- Supernatural. The episode "Goodbye Stranger" has a nasty one where a brainwashed Castiel is shown apparently killing Dean Winchester, which doesn't get any less shocking after the Proscenium Reveal when we see he's in a warehouse full of murdered Dean simulations.
- Major Crimes: "Heart Failure" opens with the squad dealing with a hostage situation and storming the building. It ends with Provenza getting shot. It is then revealed that this is a live shooter training exercise (and that Provenza just cheated by shouting out advice to the squad after he was 'dead').
- Quite a few games with a first stage Justified Tutorial fit this trope.
- The training courses at the beginning of Modern Warfare and its sequel.
- Star Trek: Elite Force begins with this trope. Pre-mission narration tell us that an away team is on a Borg ship on a rescue mission. Only when the player-character gets impatient, shoots a terminal and kills the team in a fiery explosion do we cut to the Voyager holodeck where we are told it was all a test.
- Space Quest V: The Next Mutation starts with Roger in the command chair of a starship about to lose a battle. Everything then pauses, and Captain Raemes T. Quirk appears on the screen to yell at Roger for screwing around instead of taking his final exam at the StarCon Academy. The whole thing was an Unwinnable Training Simulation.
- Inevitably, the Whateley Universe has finally done this. The opening of "Ayla and the Birthday Brawl" has this scene in one of the holographic simulators, but it's the Vindicators who get the coverage, and the villain in the simulation turns out to be... Ayla, playing the 'red team' as part of a training exercise for a class.
- The Teenage Mutant Ninja Turtles do this often, with Splinter watching them sweat. Sometimes he's involved in the training too, and manages to kick all their shells. The 2012 series episode "Panic in the Sewers" starts with the Turtles taking on the Shredder and getting killed. It then turns out Splinter was having a nightmare.
- Batman: The Brave and the Bold "Duel Of The Double Crossers!" has Batman training The Outsiders in such a simulation.
- The Teen Titans cartoon, in an interesting variation, introduces the bad guys Mammoth, Gizmo, and Jinx this way.
- The Batman Beyond episode "Terry's Friend Dates a Robot" opens with him training against robotic versions of classic Batman villains.
- Defenders of the Earth did this several times.
- The Legion of Super-Heroes cartoon used this for the first season finale's cold open.
- An episode of Young Justice has one of these as the plot of the whole episode.
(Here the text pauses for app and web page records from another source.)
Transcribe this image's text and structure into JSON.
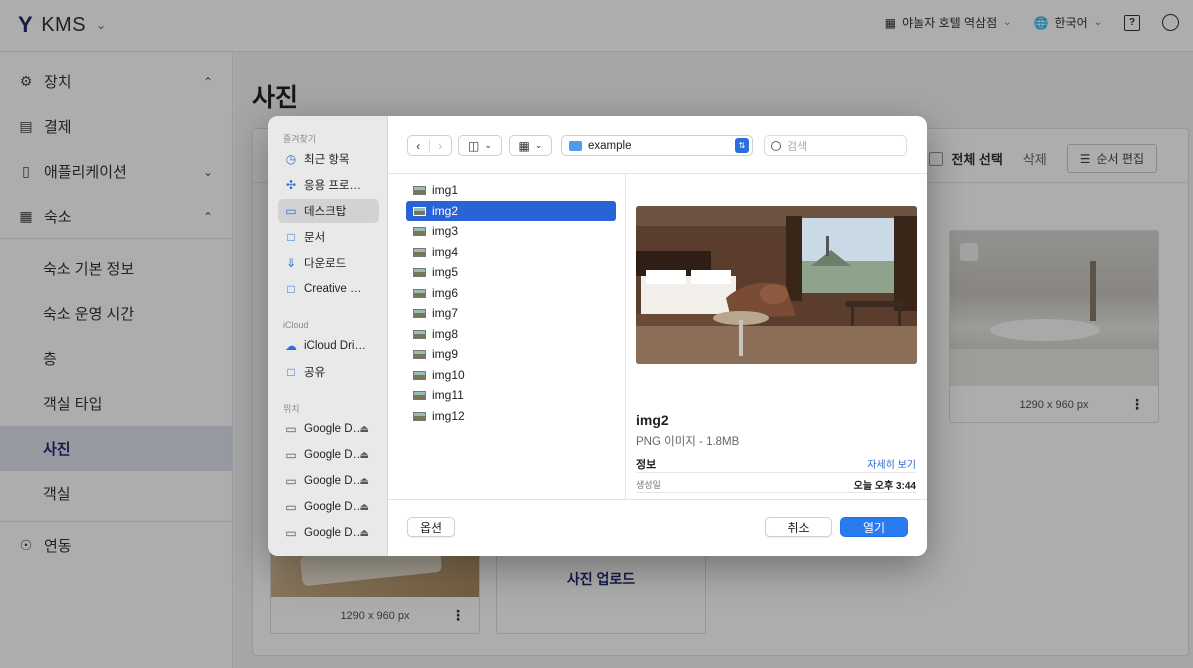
{
  "topbar": {
    "brand": "KMS",
    "hotel": "야놀자 호텔 역삼점",
    "language": "한국어"
  },
  "sidebar": {
    "items": [
      {
        "label": "장치",
        "icon": "gear-icon"
      },
      {
        "label": "결제",
        "icon": "receipt-icon"
      },
      {
        "label": "애플리케이션",
        "icon": "tablet-icon"
      },
      {
        "label": "숙소",
        "icon": "building-icon"
      }
    ],
    "sub": [
      "숙소 기본 정보",
      "숙소 운영 시간",
      "층",
      "객실 타입",
      "사진",
      "객실"
    ],
    "link": {
      "label": "연동",
      "icon": "toggle-icon"
    }
  },
  "main": {
    "title": "사진",
    "select_all": "전체 선택",
    "delete": "삭제",
    "reorder": "순서 편집",
    "photos": [
      {
        "dim": "1290 x 960 px"
      },
      {
        "dim": "1290 x 960 px"
      }
    ],
    "upload": "사진 업로드"
  },
  "dialog": {
    "sections": {
      "favorites": "즐겨찾기",
      "icloud": "iCloud",
      "locations": "위치"
    },
    "favorites": [
      "최근 항목",
      "응용 프로그램",
      "데스크탑",
      "문서",
      "다운로드",
      "Creative Cloud Files"
    ],
    "icloud": [
      "iCloud Drive",
      "공유"
    ],
    "locations": [
      "Google Drive",
      "Google Drive",
      "Google Drive",
      "Google Drive",
      "Google Drive"
    ],
    "folder": "example",
    "search_placeholder": "검색",
    "files": [
      "img1",
      "img2",
      "img3",
      "img4",
      "img5",
      "img6",
      "img7",
      "img8",
      "img9",
      "img10",
      "img11",
      "img12"
    ],
    "selected": "img2",
    "preview": {
      "name": "img2",
      "type": "PNG 이미지 - 1.8MB",
      "info": "정보",
      "more": "자세히 보기",
      "created_label": "생성일",
      "created_value": "오늘 오후 3:44"
    },
    "options": "옵션",
    "cancel": "취소",
    "open": "열기"
  }
}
The team (and therefore the viewer) doesn't know that it's fake due to the emotional distress of their psychic teammate.
- An episode of The Venture Bros. begins with the Monarch and his flunkies doing one of these, although a screw up cut the clip from the aired episode (although it's on the DVD and appeared on the online 'broadcast' version).
- Time Squad did this with a simulation where they were fighting an evil George Washington in their satellite.
- X-Men: Evolution had a love affair with this trope that even by the standards set by it's comic book counterpart. Season 2, especially with the New Mutants, who were mostly background characters, getting into antics in the B-plot revolving around using their powers for mundane activities (playing baseball, as mentioned above, was from this show... and was the second time it was done... they tried volleyball to similar issues). One instance even had Scott and Jean planning their escape from the horror that is.... teaching Kitty and testing her latest experiments in cooking.
- Archer begins with Archer screwing around in an Electric Torture training scenario. Used for a Brick Joke when Archer is in a real torture scenario and regrets not paying attention to his training.